Though details of exactly how the attack happened are still emerging, it seems that oversights related to grappling with this signal-and-noise conundrum played a role.
“In retrospect, there was some information, but, like happens in all intelligence failures, it wasn’t given sufficient consideration. It was misunderstood,” says Chuck Freilich, a former Israeli deputy national security adviser. “I think in the last days, from my understanding, there were some warning signs. And actually, the intelligence establishment had been warning for the past about half-year that there was going to be a significant conflict with Hamas, that they were bent on escalating the situation. But then they misread the signs.”
Colin Clarke, the director of research at the Soufan Group, an intelligence and security consultancy, says the Hamas attack would have “required months of preparation” and intelligence failures likely happened with both human intelligence and signals intelligence, where electronic and communications data is collected. “I’m still astonished that a breakdown in intelligence occurred at this level,” Clarke says. “I don’t think anybody, including the Israelis, were prepared for an operation this complex and multi-pronged.”
Crucial intelligence oversights could have happened as the result of numerous intersecting failures, says King’s College London’s Marcus. The Israeli intelligence apparatus may have misunderstood Hamas’s intentions, misread the context of crucial leads, been distracted by Israel’s political efforts with Saudi Arabia, or been grappling with domestic challenges. Israeli forces have complained, for example, of a brain drain from the IDF as individuals get pulled toward the private sector.
“I think that this wasn’t just a military failure—I think that this was a dramatic failure of national leadership,” says Freilich, who authored Israel and the Cyber Threat: How the Startup Nation Became a Global Cyber Power. The ambush calls to mind the outbreak of fighting during Ramadan in October 1973 in which an Arab bloc targeted Israel with a surprise attack on the Jewish holy day Yom Kippur to set off nearly 20 days of fighting.

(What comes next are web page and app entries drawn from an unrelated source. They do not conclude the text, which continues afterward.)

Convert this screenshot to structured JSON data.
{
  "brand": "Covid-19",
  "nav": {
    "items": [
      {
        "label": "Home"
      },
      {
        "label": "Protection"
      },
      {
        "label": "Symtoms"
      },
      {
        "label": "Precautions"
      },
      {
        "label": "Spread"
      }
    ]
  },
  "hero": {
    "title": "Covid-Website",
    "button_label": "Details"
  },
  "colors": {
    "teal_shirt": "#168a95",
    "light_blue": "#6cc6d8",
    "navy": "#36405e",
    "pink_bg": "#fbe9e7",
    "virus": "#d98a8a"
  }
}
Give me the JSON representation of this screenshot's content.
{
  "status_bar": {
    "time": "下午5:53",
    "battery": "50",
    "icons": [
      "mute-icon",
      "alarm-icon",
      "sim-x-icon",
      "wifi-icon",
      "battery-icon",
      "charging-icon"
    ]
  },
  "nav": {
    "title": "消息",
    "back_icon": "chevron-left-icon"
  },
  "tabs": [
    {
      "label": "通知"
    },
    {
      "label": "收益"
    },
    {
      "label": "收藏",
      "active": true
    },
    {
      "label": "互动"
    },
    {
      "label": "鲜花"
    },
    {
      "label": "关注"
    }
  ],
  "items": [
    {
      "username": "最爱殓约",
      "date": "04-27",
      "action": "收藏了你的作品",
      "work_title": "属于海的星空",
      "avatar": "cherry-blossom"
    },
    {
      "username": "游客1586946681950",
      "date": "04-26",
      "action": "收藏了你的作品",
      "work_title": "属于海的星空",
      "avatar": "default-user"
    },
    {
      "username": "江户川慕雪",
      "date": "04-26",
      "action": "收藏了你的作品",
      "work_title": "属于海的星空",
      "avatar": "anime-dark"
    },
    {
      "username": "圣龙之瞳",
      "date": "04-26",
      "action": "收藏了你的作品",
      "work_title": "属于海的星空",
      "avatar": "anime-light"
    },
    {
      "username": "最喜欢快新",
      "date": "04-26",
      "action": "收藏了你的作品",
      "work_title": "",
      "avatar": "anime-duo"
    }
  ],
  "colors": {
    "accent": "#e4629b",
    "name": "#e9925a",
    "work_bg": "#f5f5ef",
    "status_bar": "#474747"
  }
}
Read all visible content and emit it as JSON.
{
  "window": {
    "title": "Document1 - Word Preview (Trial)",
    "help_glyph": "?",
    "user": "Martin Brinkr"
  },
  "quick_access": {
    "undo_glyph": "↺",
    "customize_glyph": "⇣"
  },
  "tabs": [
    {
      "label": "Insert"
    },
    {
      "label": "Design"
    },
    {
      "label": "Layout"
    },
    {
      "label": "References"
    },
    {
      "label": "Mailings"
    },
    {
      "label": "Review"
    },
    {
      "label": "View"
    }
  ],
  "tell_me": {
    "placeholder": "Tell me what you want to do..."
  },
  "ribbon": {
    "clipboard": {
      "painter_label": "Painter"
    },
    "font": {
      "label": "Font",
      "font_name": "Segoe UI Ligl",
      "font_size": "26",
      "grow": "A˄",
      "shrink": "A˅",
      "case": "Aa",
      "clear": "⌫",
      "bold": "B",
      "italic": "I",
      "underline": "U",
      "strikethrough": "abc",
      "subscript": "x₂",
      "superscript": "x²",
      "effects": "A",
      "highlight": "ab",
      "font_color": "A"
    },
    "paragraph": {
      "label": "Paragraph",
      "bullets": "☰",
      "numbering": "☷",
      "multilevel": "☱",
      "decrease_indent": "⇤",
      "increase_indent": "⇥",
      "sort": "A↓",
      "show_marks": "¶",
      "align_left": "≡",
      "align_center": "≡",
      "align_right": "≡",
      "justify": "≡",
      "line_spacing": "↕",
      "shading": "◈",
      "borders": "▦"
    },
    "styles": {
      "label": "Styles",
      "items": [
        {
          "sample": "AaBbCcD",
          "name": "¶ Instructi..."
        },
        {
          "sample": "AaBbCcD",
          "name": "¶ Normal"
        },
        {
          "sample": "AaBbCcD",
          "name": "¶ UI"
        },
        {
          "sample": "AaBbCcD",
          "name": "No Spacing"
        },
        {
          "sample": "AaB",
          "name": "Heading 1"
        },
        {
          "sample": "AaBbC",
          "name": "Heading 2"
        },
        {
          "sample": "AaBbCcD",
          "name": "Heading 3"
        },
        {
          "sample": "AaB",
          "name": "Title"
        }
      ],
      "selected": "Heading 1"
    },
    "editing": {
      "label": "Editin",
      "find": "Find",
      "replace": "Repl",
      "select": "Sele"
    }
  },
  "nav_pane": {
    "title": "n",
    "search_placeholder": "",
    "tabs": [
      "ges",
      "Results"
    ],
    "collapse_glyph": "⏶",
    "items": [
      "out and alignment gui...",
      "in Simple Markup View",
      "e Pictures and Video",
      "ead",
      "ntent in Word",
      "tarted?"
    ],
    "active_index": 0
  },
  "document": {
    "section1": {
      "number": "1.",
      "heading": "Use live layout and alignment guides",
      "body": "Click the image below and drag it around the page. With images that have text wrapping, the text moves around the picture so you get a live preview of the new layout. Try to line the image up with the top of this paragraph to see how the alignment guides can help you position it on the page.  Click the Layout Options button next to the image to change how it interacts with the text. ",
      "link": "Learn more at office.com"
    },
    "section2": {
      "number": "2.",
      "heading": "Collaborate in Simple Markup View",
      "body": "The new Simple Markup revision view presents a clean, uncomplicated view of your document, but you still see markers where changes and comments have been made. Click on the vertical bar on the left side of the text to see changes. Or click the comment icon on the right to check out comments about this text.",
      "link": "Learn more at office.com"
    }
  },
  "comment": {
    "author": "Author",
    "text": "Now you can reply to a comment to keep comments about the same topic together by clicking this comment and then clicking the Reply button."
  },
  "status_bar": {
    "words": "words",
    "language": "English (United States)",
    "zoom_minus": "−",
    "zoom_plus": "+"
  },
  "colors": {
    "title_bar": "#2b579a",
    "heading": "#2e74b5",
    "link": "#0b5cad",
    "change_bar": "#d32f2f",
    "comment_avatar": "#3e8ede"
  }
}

Palestinians in occupied territories, including the West Bank and Gaza Strip, have faced surveillance and controls for years, with many calling the conditions an apartheid. In September 2021, Israeli forces announced the completion of a 40-mile-long barrier around the Gaza Strip—the sliver of land between Israel, Egypt, and the Mediterranean Sea—that is essentially a “smart wall” equipped with radar, cameras, underground sensors, and an array of other surveillance instruments.